downloaddownload I hope you will enjoy the podcasts. Jack Bradshaw deserves to be heard! He had a very sensitive voice and good tunes. April 4th, 2011. Recently Mz. Kim Siebe, the daughter to Jack Bradshaw, got in touch with ‘Bopping.org’. We exchanged a bit, and she kindly sent me a very recent picture (late March 2011) of his Dad at his 81′ birthday. Yes, he’s still well, and enjoying family and siblings with his voice and guitar playing. Thanks, Kim! Below is the picture: Latest news (July 17th, 2012). Just received a letter of Jack Bradshaw today!
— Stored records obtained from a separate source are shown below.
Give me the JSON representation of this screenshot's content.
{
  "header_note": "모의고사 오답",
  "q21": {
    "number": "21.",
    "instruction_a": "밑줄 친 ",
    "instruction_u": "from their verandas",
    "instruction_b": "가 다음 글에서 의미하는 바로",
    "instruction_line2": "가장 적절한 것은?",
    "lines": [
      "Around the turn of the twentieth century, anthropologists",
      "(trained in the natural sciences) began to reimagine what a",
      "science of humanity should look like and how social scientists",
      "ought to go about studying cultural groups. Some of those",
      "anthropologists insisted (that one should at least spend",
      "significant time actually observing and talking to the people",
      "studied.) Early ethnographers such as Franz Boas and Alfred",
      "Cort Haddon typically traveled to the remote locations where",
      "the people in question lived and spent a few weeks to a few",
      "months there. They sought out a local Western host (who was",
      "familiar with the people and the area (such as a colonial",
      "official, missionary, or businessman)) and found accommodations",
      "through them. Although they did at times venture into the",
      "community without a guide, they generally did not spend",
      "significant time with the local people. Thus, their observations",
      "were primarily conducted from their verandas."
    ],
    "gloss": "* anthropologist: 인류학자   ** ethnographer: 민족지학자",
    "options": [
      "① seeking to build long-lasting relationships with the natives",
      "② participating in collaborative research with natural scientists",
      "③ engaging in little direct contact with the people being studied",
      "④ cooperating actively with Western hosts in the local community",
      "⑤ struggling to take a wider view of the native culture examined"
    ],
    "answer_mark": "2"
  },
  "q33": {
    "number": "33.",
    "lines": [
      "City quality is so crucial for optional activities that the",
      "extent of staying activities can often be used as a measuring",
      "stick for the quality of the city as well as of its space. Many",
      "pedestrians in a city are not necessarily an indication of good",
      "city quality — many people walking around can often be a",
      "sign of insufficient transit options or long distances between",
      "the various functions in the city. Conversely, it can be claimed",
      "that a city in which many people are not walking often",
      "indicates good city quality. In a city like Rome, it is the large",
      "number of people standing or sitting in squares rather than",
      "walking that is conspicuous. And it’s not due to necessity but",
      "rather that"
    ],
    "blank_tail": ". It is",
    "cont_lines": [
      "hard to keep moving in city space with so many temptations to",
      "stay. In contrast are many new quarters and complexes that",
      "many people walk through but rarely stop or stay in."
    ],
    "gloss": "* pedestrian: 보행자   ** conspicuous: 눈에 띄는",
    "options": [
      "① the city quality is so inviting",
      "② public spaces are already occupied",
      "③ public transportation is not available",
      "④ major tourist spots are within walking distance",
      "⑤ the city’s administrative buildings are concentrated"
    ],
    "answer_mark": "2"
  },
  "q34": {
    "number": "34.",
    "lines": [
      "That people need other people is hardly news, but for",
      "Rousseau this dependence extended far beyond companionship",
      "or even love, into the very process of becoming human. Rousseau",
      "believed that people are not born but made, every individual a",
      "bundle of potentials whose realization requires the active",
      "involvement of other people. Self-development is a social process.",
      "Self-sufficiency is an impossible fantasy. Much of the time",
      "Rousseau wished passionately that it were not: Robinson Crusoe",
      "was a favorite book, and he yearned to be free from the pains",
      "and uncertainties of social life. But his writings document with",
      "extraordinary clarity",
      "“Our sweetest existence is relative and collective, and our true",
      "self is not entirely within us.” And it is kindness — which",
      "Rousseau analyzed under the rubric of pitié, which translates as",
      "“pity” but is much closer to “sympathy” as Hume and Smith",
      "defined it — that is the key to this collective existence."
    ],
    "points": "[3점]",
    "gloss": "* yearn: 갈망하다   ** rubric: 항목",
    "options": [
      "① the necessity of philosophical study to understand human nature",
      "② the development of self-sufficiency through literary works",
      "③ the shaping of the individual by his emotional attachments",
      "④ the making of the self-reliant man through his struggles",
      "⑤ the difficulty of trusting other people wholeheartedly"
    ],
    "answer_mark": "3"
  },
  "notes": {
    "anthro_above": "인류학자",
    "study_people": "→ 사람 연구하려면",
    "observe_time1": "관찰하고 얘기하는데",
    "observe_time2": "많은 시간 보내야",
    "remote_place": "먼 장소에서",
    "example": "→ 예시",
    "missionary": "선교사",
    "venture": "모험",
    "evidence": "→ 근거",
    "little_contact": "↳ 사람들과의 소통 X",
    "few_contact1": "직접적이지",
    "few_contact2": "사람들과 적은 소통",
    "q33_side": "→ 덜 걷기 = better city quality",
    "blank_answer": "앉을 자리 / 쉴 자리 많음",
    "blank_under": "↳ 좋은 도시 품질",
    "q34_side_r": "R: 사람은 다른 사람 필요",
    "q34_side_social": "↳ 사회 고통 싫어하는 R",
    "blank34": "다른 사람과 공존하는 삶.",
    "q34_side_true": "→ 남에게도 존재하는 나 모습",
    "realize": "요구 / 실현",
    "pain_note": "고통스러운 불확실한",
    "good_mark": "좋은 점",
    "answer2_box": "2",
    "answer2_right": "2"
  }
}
He kindly sent me 4 pictures, among them a very recent one (taken May 2012), and a personal message, which I include below with the recent picture: article revised on December 4th, 2011. Jack Bradshaw disco Mar-Vel’ His daughter Kim wrote me recently that Bear Family is planning a complete CD of Jack’s entire recorded work for this Summer. Quite good news! If you wish to drop Jack a line, here it is his address: 204 Orchard Bluff Ave. – LaPorte, IN 46350.